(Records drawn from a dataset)
--- --- ---

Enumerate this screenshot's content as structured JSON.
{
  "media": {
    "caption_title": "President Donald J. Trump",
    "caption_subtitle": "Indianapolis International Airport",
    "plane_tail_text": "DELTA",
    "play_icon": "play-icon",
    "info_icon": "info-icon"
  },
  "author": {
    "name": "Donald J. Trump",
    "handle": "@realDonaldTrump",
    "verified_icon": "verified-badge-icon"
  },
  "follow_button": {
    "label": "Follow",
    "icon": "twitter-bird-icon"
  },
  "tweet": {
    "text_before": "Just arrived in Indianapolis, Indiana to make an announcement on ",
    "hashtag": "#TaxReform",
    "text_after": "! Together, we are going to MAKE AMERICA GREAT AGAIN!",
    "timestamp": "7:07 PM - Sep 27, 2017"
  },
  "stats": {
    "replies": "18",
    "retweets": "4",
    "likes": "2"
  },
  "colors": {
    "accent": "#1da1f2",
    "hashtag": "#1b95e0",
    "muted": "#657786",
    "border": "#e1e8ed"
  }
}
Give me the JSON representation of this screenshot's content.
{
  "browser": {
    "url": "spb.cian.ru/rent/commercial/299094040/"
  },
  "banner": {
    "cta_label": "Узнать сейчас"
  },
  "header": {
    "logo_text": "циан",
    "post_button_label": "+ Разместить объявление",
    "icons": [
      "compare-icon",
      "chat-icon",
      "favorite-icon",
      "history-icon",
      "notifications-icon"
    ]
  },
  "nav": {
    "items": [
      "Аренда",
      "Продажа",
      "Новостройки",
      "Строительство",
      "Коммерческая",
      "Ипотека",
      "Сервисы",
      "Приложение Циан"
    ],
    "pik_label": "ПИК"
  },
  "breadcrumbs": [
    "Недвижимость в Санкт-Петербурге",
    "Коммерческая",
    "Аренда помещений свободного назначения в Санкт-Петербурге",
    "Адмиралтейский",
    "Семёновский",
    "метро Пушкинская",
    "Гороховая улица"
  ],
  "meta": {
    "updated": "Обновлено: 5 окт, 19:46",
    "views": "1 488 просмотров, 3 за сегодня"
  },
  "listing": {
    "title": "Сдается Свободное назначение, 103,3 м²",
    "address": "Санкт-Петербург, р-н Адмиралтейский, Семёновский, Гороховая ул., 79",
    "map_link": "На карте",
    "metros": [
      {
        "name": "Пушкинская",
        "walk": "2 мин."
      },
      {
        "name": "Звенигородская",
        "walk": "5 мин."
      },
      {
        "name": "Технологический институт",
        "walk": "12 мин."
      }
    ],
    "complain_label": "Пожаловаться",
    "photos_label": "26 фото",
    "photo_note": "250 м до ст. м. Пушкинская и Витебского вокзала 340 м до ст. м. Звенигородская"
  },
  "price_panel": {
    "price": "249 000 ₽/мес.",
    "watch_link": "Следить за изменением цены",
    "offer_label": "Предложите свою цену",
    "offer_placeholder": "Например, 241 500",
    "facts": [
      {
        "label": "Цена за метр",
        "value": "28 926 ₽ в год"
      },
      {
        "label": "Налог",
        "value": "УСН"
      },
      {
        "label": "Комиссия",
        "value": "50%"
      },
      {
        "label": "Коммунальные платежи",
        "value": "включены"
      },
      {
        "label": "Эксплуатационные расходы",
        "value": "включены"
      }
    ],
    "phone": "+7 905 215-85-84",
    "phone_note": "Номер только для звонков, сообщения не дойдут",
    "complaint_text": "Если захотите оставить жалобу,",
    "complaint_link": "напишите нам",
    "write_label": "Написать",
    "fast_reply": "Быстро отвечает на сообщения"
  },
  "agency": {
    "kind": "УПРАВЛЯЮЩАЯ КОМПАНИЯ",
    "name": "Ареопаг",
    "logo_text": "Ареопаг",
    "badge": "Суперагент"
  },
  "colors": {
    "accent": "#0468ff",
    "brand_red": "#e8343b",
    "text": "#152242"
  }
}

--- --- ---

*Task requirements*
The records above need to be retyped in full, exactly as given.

*Solved exercise*
Enumerate this screenshot's content as structured JSON.
{
  "media": {
    "caption_title": "President Donald J. Trump",
    "caption_subtitle": "Indianapolis International Airport",
    "plane_tail_text": "DELTA",
    "play_icon": "play-icon",
    "info_icon": "info-icon"
  },
  "author": {
    "name": "Donald J. Trump",
    "handle": "@realDonaldTrump",
    "verified_icon": "verified-badge-icon"
  },
  "follow_button": {
    "label": "Follow",
    "icon": "twitter-bird-icon"
  },
  "tweet": {
    "text_before": "Just arrived in Indianapolis, Indiana to make an announcement on ",
    "hashtag": "#TaxReform",
    "text_after": "! Together, we are going to MAKE AMERICA GREAT AGAIN!",
    "timestamp": "7:07 PM - Sep 27, 2017"
  },
  "stats": {
    "replies": "18",
    "retweets": "4",
    "likes": "2"
  },
  "colors": {
    "accent": "#1da1f2",
    "hashtag": "#1b95e0",
    "muted": "#657786",
    "border": "#e1e8ed"
  }
}
Give me the JSON representation of this screenshot's content.
{
  "browser": {
    "url": "spb.cian.ru/rent/commercial/299094040/"
  },
  "banner": {
    "cta_label": "Узнать сейчас"
  },
  "header": {
    "logo_text": "циан",
    "post_button_label": "+ Разместить объявление",
    "icons": [
      "compare-icon",
      "chat-icon",
      "favorite-icon",
      "history-icon",
      "notifications-icon"
    ]
  },
  "nav": {
    "items": [
      "Аренда",
      "Продажа",
      "Новостройки",
      "Строительство",
      "Коммерческая",
      "Ипотека",
      "Сервисы",
      "Приложение Циан"
    ],
    "pik_label": "ПИК"
  },
  "breadcrumbs": [
    "Недвижимость в Санкт-Петербурге",
    "Коммерческая",
    "Аренда помещений свободного назначения в Санкт-Петербурге",
    "Адмиралтейский",
    "Семёновский",
    "метро Пушкинская",
    "Гороховая улица"
  ],
  "meta": {
    "updated": "Обновлено: 5 окт, 19:46",
    "views": "1 488 просмотров, 3 за сегодня"
  },
  "listing": {
    "title": "Сдается Свободное назначение, 103,3 м²",
    "address": "Санкт-Петербург, р-н Адмиралтейский, Семёновский, Гороховая ул., 79",
    "map_link": "На карте",
    "metros": [
      {
        "name": "Пушкинская",
        "walk": "2 мин."
      },
      {
        "name": "Звенигородская",
        "walk": "5 мин."
      },
      {
        "name": "Технологический институт",
        "walk": "12 мин."
      }
    ],
    "complain_label": "Пожаловаться",
    "photos_label": "26 фото",
    "photo_note": "250 м до ст. м. Пушкинская и Витебского вокзала 340 м до ст. м. Звенигородская"
  },
  "price_panel": {
    "price": "249 000 ₽/мес.",
    "watch_link": "Следить за изменением цены",
    "offer_label": "Предложите свою цену",
    "offer_placeholder": "Например, 241 500",
    "facts": [
      {
        "label": "Цена за метр",
        "value": "28 926 ₽ в год"
      },
      {
        "label": "Налог",
        "value": "УСН"
      },
      {
        "label": "Комиссия",
        "value": "50%"
      },
      {
        "label": "Коммунальные платежи",
        "value": "включены"
      },
      {
        "label": "Эксплуатационные расходы",
        "value": "включены"
      }
    ],
    "phone": "+7 905 215-85-84",
    "phone_note": "Номер только для звонков, сообщения не дойдут",
    "complaint_text": "Если захотите оставить жалобу,",
    "complaint_link": "напишите нам",
    "write_label": "Написать",
    "fast_reply": "Быстро отвечает на сообщения"
  },
  "agency": {
    "kind": "УПРАВЛЯЮЩАЯ КОМПАНИЯ",
    "name": "Ареопаг",
    "logo_text": "Ареопаг",
    "badge": "Суперагент"
  },
  "colors": {
    "accent": "#0468ff",
    "brand_red": "#e8343b",
    "text": "#152242"
  }
}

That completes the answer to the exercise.